◆ Aim of the exercise
Search the data for "value". Return each matching line.

◆ Dataset entries

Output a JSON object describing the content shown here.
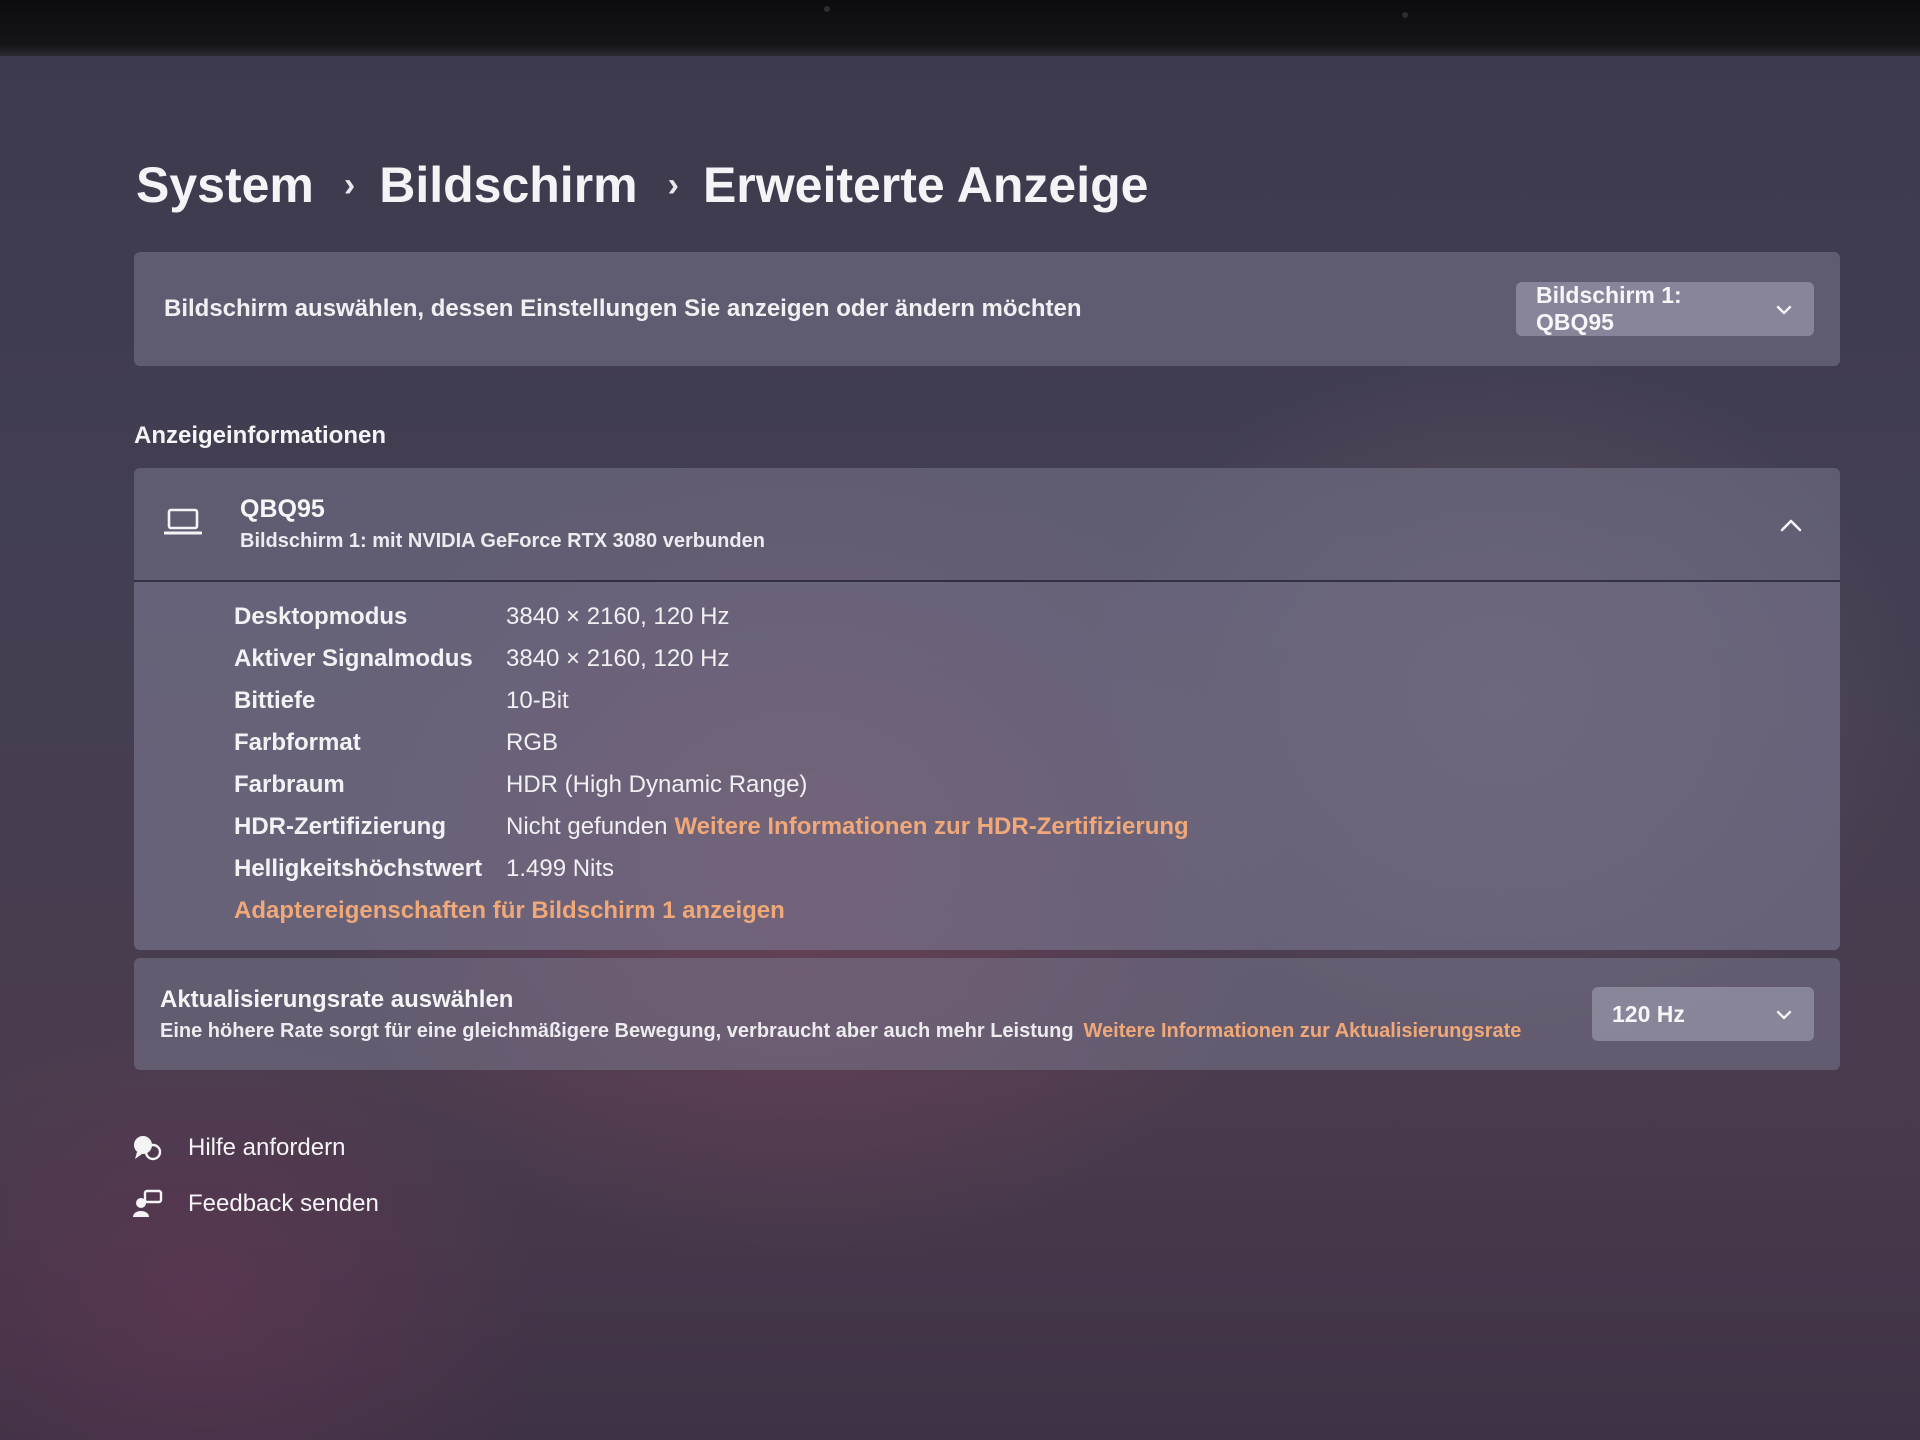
{
  "breadcrumb": {
    "items": [
      "System",
      "Bildschirm",
      "Erweiterte Anzeige"
    ],
    "separator": "›"
  },
  "display_select": {
    "label": "Bildschirm auswählen, dessen Einstellungen Sie anzeigen oder ändern möchten",
    "selected": "Bildschirm 1: QBQ95",
    "chevron_icon": "chevron-down-icon"
  },
  "display_info": {
    "section_title": "Anzeigeinformationen",
    "monitor_name": "QBQ95",
    "monitor_subtitle": "Bildschirm 1: mit NVIDIA GeForce RTX 3080 verbunden",
    "monitor_icon": "laptop-icon",
    "collapse_icon": "chevron-up-icon",
    "rows": [
      {
        "key": "Desktopmodus",
        "value": "3840 × 2160, 120 Hz"
      },
      {
        "key": "Aktiver Signalmodus",
        "value": "3840 × 2160, 120 Hz"
      },
      {
        "key": "Bittiefe",
        "value": "10-Bit"
      },
      {
        "key": "Farbformat",
        "value": "RGB"
      },
      {
        "key": "Farbraum",
        "value": "HDR (High Dynamic Range)"
      },
      {
        "key": "HDR-Zertifizierung",
        "value": "Nicht gefunden",
        "link": "Weitere Informationen zur HDR-Zertifizierung"
      },
      {
        "key": "Helligkeitshöchstwert",
        "value": "1.499 Nits"
      }
    ],
    "adapter_link": "Adaptereigenschaften für Bildschirm 1 anzeigen"
  },
  "refresh_rate": {
    "title": "Aktualisierungsrate auswählen",
    "description": "Eine höhere Rate sorgt für eine gleichmäßigere Bewegung, verbraucht aber auch mehr Leistung",
    "link": "Weitere Informationen zur Aktualisierungsrate",
    "selected": "120 Hz"
  },
  "footer": {
    "help": "Hilfe anfordern",
    "feedback": "Feedback senden"
  },
  "colors": {
    "link": "#f0a878",
    "card": "#78768c"
  }
}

◆ Written answer
        "value": "3840 × 2160, 120 Hz"
        "value": "3840 × 2160, 120 Hz"
        "value": "10-Bit"
        "value": "RGB"
        "value": "HDR (High Dynamic Range)"
        "value": "Nicht gefunden",
        "value": "1.499 Nits"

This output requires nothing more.